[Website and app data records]
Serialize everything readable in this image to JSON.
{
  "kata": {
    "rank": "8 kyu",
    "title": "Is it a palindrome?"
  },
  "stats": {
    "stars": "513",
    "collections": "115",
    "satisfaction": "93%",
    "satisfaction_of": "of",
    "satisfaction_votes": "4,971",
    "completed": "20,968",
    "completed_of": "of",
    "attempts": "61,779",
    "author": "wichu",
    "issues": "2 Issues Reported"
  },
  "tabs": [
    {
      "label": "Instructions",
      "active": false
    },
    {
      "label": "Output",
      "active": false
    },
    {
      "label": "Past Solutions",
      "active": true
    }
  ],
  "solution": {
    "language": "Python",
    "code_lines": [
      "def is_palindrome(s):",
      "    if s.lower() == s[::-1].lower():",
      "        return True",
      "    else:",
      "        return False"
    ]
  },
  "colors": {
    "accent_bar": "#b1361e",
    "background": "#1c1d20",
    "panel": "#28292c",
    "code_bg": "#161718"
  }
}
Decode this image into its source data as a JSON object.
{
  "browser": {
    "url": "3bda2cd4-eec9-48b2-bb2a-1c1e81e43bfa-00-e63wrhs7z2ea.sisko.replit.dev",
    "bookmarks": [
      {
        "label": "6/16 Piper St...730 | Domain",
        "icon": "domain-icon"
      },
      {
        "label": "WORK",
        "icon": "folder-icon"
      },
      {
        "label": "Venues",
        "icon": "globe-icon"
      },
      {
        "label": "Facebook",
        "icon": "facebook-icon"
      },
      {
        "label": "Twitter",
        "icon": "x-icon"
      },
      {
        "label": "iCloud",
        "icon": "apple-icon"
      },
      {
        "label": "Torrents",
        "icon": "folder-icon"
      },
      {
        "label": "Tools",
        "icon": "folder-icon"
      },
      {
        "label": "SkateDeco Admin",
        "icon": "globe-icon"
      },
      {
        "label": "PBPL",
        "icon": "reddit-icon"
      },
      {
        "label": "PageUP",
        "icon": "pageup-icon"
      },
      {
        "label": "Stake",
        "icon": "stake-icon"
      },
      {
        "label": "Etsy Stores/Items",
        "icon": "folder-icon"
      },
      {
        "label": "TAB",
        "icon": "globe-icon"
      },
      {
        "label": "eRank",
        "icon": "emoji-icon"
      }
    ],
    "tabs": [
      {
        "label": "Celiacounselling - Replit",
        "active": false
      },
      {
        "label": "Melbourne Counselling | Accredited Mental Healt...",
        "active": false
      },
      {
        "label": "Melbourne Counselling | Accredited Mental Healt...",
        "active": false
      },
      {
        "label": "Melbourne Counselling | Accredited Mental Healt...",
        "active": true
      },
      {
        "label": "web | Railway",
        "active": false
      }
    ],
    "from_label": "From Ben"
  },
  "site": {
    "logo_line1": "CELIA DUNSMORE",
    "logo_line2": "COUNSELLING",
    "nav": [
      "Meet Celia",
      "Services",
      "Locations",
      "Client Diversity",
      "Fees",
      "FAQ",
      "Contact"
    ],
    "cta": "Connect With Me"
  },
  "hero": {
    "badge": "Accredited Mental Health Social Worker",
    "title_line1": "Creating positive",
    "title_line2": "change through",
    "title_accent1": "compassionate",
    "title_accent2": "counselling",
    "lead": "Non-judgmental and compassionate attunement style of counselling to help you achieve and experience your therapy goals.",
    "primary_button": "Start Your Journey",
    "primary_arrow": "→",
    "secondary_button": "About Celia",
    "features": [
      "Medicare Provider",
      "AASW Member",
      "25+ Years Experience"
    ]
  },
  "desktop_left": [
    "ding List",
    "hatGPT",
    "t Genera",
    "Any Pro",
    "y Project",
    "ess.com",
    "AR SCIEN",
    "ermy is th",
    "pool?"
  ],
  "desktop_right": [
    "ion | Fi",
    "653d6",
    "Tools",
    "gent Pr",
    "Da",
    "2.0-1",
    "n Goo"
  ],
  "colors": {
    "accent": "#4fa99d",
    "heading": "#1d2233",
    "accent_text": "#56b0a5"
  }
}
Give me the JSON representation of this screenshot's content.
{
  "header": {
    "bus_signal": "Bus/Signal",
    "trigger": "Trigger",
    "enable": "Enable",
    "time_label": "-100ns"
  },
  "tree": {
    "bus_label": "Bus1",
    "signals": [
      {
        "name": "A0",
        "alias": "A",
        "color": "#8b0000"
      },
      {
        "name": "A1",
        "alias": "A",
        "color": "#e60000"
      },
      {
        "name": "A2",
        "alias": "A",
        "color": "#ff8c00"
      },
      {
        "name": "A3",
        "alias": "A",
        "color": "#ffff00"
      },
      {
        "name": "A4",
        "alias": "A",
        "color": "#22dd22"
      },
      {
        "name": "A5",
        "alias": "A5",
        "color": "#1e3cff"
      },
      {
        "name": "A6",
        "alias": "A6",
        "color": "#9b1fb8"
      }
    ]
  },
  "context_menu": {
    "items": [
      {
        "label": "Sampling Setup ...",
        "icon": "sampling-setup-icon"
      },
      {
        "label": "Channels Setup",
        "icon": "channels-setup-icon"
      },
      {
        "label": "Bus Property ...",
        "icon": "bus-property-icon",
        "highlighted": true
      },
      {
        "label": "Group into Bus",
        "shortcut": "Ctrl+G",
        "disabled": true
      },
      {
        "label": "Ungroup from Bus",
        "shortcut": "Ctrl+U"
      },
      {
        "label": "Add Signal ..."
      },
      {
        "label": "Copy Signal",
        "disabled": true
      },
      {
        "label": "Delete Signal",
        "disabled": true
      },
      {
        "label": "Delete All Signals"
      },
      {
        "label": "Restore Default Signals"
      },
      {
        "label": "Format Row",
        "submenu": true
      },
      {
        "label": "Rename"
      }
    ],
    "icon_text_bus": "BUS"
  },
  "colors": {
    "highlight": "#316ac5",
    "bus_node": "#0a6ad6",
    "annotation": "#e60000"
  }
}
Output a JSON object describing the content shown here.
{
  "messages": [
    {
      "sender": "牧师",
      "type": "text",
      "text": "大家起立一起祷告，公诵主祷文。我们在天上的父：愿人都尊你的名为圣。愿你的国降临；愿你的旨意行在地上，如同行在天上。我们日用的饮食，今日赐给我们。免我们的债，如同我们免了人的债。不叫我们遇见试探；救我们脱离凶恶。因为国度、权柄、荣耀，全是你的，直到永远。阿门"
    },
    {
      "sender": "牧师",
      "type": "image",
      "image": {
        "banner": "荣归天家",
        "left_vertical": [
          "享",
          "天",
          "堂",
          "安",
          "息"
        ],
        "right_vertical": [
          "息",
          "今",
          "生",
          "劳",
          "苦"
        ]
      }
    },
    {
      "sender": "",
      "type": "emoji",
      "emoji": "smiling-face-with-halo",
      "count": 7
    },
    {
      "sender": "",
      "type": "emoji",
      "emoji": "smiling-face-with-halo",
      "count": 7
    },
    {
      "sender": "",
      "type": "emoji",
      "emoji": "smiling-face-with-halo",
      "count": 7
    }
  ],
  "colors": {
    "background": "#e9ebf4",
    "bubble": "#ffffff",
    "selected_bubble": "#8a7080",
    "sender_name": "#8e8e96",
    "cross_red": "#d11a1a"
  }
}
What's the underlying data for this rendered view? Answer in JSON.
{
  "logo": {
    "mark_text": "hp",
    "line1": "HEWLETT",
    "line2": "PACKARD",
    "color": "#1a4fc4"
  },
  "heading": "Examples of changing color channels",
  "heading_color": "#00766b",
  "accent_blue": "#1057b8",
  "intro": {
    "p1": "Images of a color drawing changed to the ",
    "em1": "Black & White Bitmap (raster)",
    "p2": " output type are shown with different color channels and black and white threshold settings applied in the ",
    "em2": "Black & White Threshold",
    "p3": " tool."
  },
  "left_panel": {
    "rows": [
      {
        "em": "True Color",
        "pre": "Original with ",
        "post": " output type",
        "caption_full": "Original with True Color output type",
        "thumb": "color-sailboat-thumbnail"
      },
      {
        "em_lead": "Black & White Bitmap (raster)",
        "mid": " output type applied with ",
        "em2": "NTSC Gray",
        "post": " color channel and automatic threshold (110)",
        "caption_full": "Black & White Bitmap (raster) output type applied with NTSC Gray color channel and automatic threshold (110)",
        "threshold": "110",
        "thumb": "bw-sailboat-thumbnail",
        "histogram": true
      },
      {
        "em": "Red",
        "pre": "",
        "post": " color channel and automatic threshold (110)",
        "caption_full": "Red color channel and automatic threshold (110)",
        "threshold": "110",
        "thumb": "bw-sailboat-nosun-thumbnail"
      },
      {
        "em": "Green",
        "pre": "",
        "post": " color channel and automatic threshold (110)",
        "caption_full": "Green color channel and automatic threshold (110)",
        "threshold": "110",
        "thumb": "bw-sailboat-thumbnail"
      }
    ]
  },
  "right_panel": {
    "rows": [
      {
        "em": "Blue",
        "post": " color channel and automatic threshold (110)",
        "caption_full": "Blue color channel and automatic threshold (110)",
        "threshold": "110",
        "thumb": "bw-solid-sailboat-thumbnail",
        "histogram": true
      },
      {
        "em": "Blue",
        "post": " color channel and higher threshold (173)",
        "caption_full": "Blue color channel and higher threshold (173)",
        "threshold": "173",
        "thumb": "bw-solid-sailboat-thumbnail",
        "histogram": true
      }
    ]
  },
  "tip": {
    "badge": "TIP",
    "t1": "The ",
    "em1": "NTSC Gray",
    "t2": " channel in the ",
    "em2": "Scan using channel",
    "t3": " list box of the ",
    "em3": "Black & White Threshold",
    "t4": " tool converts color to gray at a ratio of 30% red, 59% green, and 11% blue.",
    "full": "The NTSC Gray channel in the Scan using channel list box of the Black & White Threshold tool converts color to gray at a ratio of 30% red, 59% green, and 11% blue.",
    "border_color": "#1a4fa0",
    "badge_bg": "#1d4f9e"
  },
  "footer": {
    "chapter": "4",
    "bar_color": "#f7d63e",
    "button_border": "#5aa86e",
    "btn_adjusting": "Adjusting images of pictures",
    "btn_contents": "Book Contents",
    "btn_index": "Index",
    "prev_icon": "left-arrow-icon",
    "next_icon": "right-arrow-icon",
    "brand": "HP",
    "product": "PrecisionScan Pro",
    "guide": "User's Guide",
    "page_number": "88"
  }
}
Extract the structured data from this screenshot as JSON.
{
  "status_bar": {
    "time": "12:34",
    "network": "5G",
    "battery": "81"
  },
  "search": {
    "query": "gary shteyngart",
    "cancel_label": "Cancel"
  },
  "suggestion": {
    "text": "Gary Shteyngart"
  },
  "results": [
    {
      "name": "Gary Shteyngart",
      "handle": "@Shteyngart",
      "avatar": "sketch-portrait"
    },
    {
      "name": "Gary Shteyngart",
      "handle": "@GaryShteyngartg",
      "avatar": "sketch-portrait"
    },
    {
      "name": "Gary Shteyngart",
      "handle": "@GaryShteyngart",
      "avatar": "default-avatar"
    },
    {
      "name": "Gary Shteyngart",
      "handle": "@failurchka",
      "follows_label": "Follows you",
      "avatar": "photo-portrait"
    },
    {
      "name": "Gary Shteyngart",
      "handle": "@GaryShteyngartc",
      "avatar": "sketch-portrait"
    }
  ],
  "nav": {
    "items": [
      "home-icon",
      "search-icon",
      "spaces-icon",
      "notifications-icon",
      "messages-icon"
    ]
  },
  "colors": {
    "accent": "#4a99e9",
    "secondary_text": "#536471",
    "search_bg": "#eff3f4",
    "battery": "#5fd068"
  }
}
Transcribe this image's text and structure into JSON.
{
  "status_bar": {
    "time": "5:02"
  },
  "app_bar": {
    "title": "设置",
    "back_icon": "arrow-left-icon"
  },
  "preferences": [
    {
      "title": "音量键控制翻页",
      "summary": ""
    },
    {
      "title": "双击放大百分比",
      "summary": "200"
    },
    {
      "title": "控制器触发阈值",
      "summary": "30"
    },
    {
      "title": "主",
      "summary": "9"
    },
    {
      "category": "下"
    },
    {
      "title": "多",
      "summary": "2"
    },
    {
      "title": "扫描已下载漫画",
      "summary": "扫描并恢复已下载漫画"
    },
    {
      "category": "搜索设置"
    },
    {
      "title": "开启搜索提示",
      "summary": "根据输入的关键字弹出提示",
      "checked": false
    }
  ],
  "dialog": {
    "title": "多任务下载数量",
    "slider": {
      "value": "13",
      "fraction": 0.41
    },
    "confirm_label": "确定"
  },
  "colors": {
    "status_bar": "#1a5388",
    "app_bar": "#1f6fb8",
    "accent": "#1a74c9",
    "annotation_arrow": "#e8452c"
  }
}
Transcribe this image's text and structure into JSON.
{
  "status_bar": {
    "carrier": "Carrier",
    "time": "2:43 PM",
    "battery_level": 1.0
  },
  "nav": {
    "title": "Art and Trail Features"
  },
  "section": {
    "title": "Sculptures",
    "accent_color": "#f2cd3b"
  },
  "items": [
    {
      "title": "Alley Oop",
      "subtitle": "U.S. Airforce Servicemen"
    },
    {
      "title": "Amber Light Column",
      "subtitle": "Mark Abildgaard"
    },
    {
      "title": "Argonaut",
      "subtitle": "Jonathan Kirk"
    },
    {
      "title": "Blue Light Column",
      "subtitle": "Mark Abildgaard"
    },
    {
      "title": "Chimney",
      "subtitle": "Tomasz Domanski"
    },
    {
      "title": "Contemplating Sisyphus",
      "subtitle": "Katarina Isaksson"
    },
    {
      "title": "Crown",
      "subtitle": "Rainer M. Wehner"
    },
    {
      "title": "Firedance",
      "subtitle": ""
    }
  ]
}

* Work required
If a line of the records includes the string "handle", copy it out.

* Answer to this problem
      "handle": "@Shteyngart",
      "handle": "@GaryShteyngartg",
      "handle": "@GaryShteyngart",
      "handle": "@failurchka",
      "handle": "@GaryShteyngartc",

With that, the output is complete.